The data:

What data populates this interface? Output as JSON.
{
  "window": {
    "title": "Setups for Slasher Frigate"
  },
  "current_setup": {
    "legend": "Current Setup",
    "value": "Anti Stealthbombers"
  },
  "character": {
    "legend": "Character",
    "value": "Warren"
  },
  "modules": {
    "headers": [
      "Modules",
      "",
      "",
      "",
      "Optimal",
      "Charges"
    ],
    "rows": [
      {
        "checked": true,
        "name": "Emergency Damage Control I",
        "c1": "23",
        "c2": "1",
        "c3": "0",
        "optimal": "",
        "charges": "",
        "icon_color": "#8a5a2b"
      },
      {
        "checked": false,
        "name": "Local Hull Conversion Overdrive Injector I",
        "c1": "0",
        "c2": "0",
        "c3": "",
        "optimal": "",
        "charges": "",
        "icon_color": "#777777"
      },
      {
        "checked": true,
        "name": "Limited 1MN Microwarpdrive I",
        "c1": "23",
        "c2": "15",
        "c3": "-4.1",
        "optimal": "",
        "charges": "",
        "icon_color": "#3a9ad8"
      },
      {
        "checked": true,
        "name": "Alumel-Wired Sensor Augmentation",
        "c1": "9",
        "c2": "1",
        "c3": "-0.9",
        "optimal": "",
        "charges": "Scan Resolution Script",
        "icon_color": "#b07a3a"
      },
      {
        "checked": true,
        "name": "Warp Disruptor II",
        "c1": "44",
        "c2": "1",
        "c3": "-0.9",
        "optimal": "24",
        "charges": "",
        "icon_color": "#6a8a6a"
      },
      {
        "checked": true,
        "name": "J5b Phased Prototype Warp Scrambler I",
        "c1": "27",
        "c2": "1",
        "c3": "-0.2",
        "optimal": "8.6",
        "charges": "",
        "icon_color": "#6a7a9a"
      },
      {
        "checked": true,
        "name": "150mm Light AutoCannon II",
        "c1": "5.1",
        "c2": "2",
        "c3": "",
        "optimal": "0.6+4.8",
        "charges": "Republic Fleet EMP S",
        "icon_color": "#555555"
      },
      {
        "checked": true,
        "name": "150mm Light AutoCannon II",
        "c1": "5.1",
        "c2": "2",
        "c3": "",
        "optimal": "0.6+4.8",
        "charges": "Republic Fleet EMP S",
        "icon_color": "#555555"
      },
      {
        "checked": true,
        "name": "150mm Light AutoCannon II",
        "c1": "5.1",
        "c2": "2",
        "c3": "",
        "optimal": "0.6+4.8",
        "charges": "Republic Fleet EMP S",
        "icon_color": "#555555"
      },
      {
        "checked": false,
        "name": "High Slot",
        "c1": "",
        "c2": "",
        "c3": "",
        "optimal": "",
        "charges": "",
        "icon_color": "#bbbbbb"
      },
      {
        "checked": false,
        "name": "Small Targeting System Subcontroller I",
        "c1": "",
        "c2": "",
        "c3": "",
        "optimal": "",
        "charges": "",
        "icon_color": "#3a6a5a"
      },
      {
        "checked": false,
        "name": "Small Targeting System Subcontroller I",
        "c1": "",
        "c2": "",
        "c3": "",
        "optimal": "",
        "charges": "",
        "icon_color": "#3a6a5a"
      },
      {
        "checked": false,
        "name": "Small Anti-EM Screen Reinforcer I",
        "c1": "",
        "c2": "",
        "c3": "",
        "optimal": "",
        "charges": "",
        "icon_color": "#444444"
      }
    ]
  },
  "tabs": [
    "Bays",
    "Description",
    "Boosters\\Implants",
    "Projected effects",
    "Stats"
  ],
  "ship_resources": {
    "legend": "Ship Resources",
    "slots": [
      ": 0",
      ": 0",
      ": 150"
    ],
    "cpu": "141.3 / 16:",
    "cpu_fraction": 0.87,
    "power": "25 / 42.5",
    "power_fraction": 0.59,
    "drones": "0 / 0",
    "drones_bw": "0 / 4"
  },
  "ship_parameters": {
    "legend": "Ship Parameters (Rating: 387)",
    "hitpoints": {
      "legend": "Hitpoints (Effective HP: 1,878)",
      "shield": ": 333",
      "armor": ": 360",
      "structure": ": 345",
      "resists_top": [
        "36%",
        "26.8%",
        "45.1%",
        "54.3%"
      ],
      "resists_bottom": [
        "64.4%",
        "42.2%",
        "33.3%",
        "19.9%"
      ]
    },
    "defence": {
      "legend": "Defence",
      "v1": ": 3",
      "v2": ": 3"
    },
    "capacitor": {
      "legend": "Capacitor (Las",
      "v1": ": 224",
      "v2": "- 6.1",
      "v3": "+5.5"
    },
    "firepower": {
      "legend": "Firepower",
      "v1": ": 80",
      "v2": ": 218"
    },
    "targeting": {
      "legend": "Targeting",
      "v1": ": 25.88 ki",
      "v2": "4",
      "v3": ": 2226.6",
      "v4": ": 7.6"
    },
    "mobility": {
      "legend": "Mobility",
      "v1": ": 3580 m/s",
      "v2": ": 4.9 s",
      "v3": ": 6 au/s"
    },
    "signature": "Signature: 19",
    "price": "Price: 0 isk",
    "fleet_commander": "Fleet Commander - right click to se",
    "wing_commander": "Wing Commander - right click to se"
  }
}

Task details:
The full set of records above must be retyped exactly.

Task solution:
What data populates this interface? Output as JSON.
{
  "window": {
    "title": "Setups for Slasher Frigate"
  },
  "current_setup": {
    "legend": "Current Setup",
    "value": "Anti Stealthbombers"
  },
  "character": {
    "legend": "Character",
    "value": "Warren"
  },
  "modules": {
    "headers": [
      "Modules",
      "",
      "",
      "",
      "Optimal",
      "Charges"
    ],
    "rows": [
      {
        "checked": true,
        "name": "Emergency Damage Control I",
        "c1": "23",
        "c2": "1",
        "c3": "0",
        "optimal": "",
        "charges": "",
        "icon_color": "#8a5a2b"
      },
      {
        "checked": false,
        "name": "Local Hull Conversion Overdrive Injector I",
        "c1": "0",
        "c2": "0",
        "c3": "",
        "optimal": "",
        "charges": "",
        "icon_color": "#777777"
      },
      {
        "checked": true,
        "name": "Limited 1MN Microwarpdrive I",
        "c1": "23",
        "c2": "15",
        "c3": "-4.1",
        "optimal": "",
        "charges": "",
        "icon_color": "#3a9ad8"
      },
      {
        "checked": true,
        "name": "Alumel-Wired Sensor Augmentation",
        "c1": "9",
        "c2": "1",
        "c3": "-0.9",
        "optimal": "",
        "charges": "Scan Resolution Script",
        "icon_color": "#b07a3a"
      },
      {
        "checked": true,
        "name": "Warp Disruptor II",
        "c1": "44",
        "c2": "1",
        "c3": "-0.9",
        "optimal": "24",
        "charges": "",
        "icon_color": "#6a8a6a"
      },
      {
        "checked": true,
        "name": "J5b Phased Prototype Warp Scrambler I",
        "c1": "27",
        "c2": "1",
        "c3": "-0.2",
        "optimal": "8.6",
        "charges": "",
        "icon_color": "#6a7a9a"
      },
      {
        "checked": true,
        "name": "150mm Light AutoCannon II",
        "c1": "5.1",
        "c2": "2",
        "c3": "",
        "optimal": "0.6+4.8",
        "charges": "Republic Fleet EMP S",
        "icon_color": "#555555"
      },
      {
        "checked": true,
        "name": "150mm Light AutoCannon II",
        "c1": "5.1",
        "c2": "2",
        "c3": "",
        "optimal": "0.6+4.8",
        "charges": "Republic Fleet EMP S",
        "icon_color": "#555555"
      },
      {
        "checked": true,
        "name": "150mm Light AutoCannon II",
        "c1": "5.1",
        "c2": "2",
        "c3": "",
        "optimal": "0.6+4.8",
        "charges": "Republic Fleet EMP S",
        "icon_color": "#555555"
      },
      {
        "checked": false,
        "name": "High Slot",
        "c1": "",
        "c2": "",
        "c3": "",
        "optimal": "",
        "charges": "",
        "icon_color": "#bbbbbb"
      },
      {
        "checked": false,
        "name": "Small Targeting System Subcontroller I",
        "c1": "",
        "c2": "",
        "c3": "",
        "optimal": "",
        "charges": "",
        "icon_color": "#3a6a5a"
      },
      {
        "checked": false,
        "name": "Small Targeting System Subcontroller I",
        "c1": "",
        "c2": "",
        "c3": "",
        "optimal": "",
        "charges": "",
        "icon_color": "#3a6a5a"
      },
      {
        "checked": false,
        "name": "Small Anti-EM Screen Reinforcer I",
        "c1": "",
        "c2": "",
        "c3": "",
        "optimal": "",
        "charges": "",
        "icon_color": "#444444"
      }
    ]
  },
  "tabs": [
    "Bays",
    "Description",
    "Boosters\\Implants",
    "Projected effects",
    "Stats"
  ],
  "ship_resources": {
    "legend": "Ship Resources",
    "slots": [
      ": 0",
      ": 0",
      ": 150"
    ],
    "cpu": "141.3 / 16:",
    "cpu_fraction": 0.87,
    "power": "25 / 42.5",
    "power_fraction": 0.59,
    "drones": "0 / 0",
    "drones_bw": "0 / 4"
  },
  "ship_parameters": {
    "legend": "Ship Parameters (Rating: 387)",
    "hitpoints": {
      "legend": "Hitpoints (Effective HP: 1,878)",
      "shield": ": 333",
      "armor": ": 360",
      "structure": ": 345",
      "resists_top": [
        "36%",
        "26.8%",
        "45.1%",
        "54.3%"
      ],
      "resists_bottom": [
        "64.4%",
        "42.2%",
        "33.3%",
        "19.9%"
      ]
    },
    "defence": {
      "legend": "Defence",
      "v1": ": 3",
      "v2": ": 3"
    },
    "capacitor": {
      "legend": "Capacitor (Las",
      "v1": ": 224",
      "v2": "- 6.1",
      "v3": "+5.5"
    },
    "firepower": {
      "legend": "Firepower",
      "v1": ": 80",
      "v2": ": 218"
    },
    "targeting": {
      "legend": "Targeting",
      "v1": ": 25.88 ki",
      "v2": "4",
      "v3": ": 2226.6",
      "v4": ": 7.6"
    },
    "mobility": {
      "legend": "Mobility",
      "v1": ": 3580 m/s",
      "v2": ": 4.9 s",
      "v3": ": 6 au/s"
    },
    "signature": "Signature: 19",
    "price": "Price: 0 isk",
    "fleet_commander": "Fleet Commander - right click to se",
    "wing_commander": "Wing Commander - right click to se"
  }
}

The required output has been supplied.